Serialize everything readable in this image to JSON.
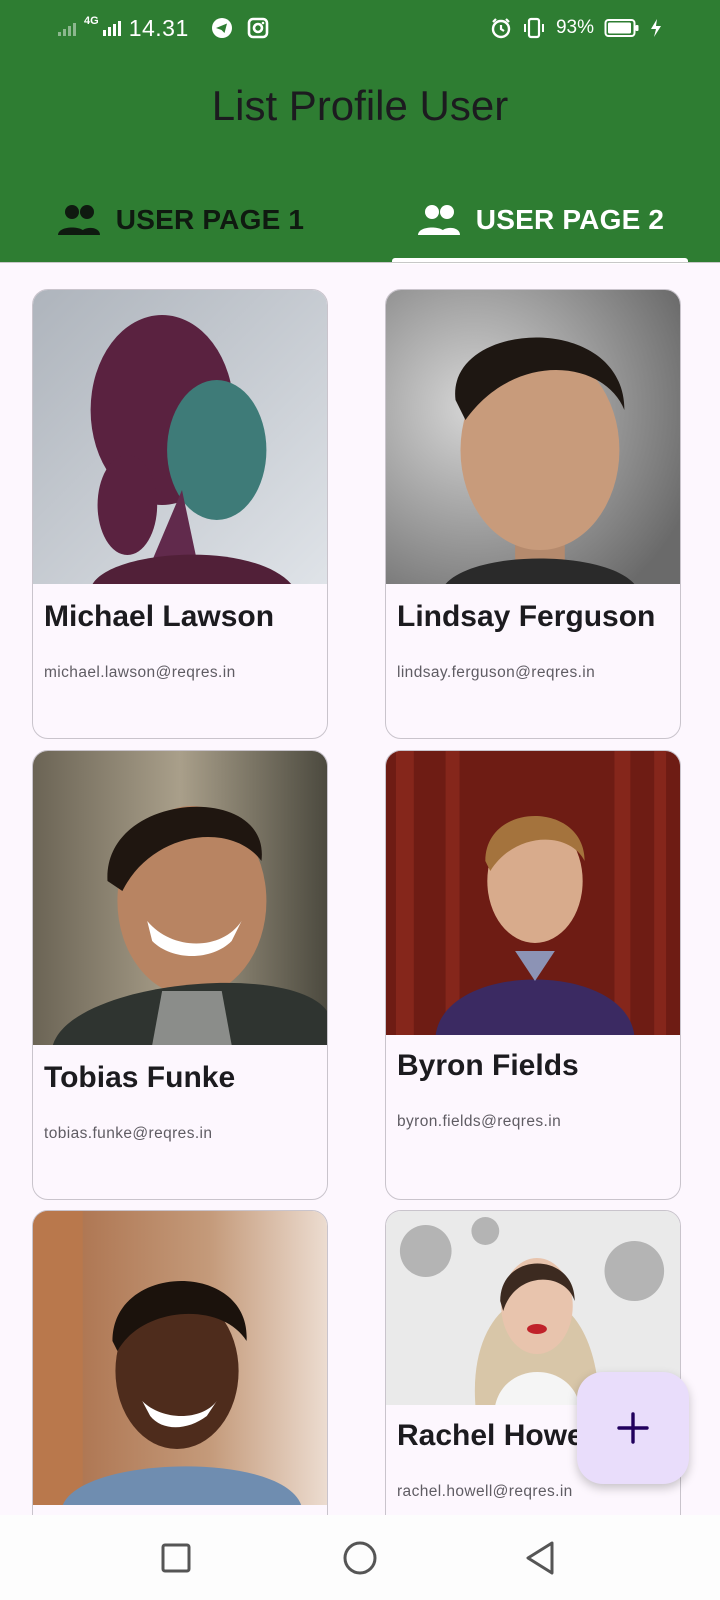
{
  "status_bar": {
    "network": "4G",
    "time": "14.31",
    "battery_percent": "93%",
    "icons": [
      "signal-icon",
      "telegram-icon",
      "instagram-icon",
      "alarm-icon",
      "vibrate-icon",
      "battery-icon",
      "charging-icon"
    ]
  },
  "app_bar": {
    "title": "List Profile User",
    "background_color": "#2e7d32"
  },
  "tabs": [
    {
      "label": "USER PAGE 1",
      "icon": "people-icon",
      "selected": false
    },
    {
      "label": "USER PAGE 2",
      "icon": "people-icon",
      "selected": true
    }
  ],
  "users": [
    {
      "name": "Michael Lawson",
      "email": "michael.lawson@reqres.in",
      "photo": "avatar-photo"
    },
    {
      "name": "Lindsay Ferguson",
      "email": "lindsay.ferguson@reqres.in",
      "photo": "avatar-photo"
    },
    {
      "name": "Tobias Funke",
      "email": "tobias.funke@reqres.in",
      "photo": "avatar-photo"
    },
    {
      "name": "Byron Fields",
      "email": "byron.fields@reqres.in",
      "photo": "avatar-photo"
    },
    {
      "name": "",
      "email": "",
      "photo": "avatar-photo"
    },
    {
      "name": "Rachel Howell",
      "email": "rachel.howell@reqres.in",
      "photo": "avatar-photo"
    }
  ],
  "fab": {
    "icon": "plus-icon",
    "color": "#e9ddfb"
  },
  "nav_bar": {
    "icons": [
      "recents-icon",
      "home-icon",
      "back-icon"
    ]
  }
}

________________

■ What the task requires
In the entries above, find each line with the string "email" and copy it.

■ Exercise answer
      "email": "michael.lawson@reqres.in",
      "email": "lindsay.ferguson@reqres.in",
      "email": "tobias.funke@reqres.in",
      "email": "byron.fields@reqres.in",
      "email": "",
      "email": "rachel.howell@reqres.in",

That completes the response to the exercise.